*ASSIGNMENT*:
In the material below, identify each line bearing the word "Excel". Reproduce those lines.

*DATASET CONTENT*:
__________________________________________________

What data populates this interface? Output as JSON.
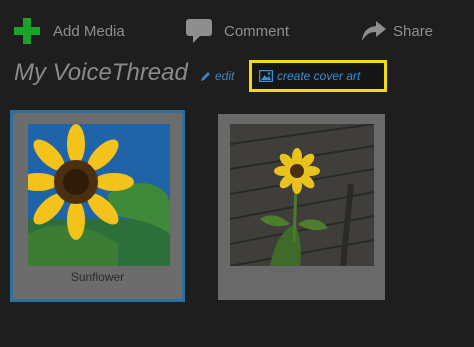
{
  "toolbar": {
    "add_media_label": "Add Media",
    "comment_label": "Comment",
    "share_label": "Share",
    "add_icon": "plus-icon",
    "comment_icon": "speech-bubble-icon",
    "share_icon": "share-arrow-icon",
    "add_icon_color": "#1aa32b"
  },
  "header": {
    "title": "My VoiceThread",
    "edit_label": "edit",
    "create_cover_label": "create cover art",
    "highlight_color": "#f2da0f",
    "link_color": "#3a84c4"
  },
  "slides": [
    {
      "caption": "Sunflower",
      "selected": true,
      "thumbnail": "sunflower-blue-sky"
    },
    {
      "caption": "",
      "selected": false,
      "thumbnail": "sunflower-dark-deck"
    }
  ]
}
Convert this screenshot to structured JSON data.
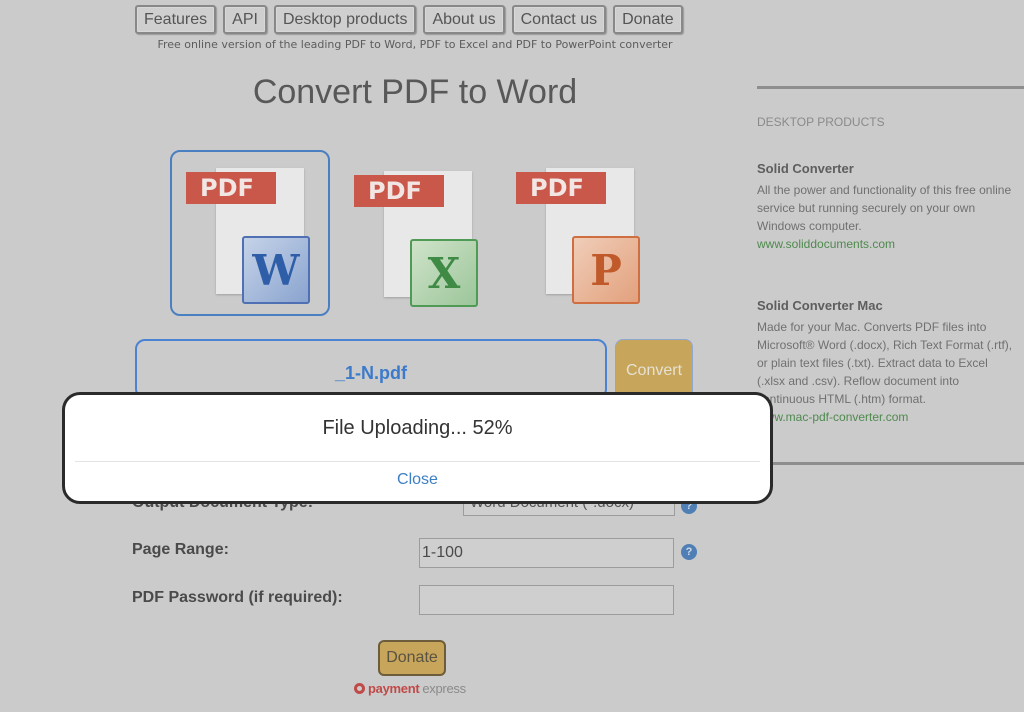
{
  "nav": {
    "items": [
      "Features",
      "API",
      "Desktop products",
      "About us",
      "Contact us",
      "Donate"
    ],
    "tagline": "Free online version of the leading PDF to Word, PDF to Excel and PDF to PowerPoint converter"
  },
  "main": {
    "title": "Convert PDF to Word",
    "formats": [
      {
        "tag": "PDF",
        "app_letter": "W",
        "target": "Word",
        "selected": true
      },
      {
        "tag": "PDF",
        "app_letter": "X",
        "target": "Excel",
        "selected": false
      },
      {
        "tag": "PDF",
        "app_letter": "P",
        "target": "PowerPoint",
        "selected": false
      }
    ],
    "file_name": "_1-N.pdf",
    "convert_label": "Convert",
    "form": {
      "output_type_label": "Output Document Type:",
      "output_type_value": "Word Document (*.docx)",
      "page_range_label": "Page Range:",
      "page_range_value": "1-100",
      "password_label": "PDF Password (if required):",
      "password_value": "",
      "help_glyph": "?"
    },
    "donate_label": "Donate",
    "payment_brand_a": "payment",
    "payment_brand_b": "express"
  },
  "sidebar": {
    "heading": "DESKTOP PRODUCTS",
    "products": [
      {
        "name": "Solid Converter",
        "description": "All the power and functionality of this free online service but running securely on your own Windows computer.",
        "link": "www.soliddocuments.com"
      },
      {
        "name": "Solid Converter Mac",
        "description": "Made for your Mac. Converts PDF files into Microsoft® Word (.docx), Rich Text Format (.rtf), or plain text files (.txt). Extract data to Excel (.xlsx and .csv). Reflow document into continuous HTML (.htm) format.",
        "link": "www.mac-pdf-converter.com"
      }
    ]
  },
  "modal": {
    "message": "File Uploading... 52%",
    "progress_percent": 52,
    "close_label": "Close"
  }
}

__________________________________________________

*SOLUTION FOR THIS TASK*:
    "tagline": "Free online version of the leading PDF to Word, PDF to Excel and PDF to PowerPoint converter"
        "target": "Excel",
        "description": "Made for your Mac. Converts PDF files into Microsoft® Word (.docx), Rich Text Format (.rtf), or plain text files (.txt). Extract data to Excel (.xlsx and .csv). Reflow document into continuous HTML (.htm) format.",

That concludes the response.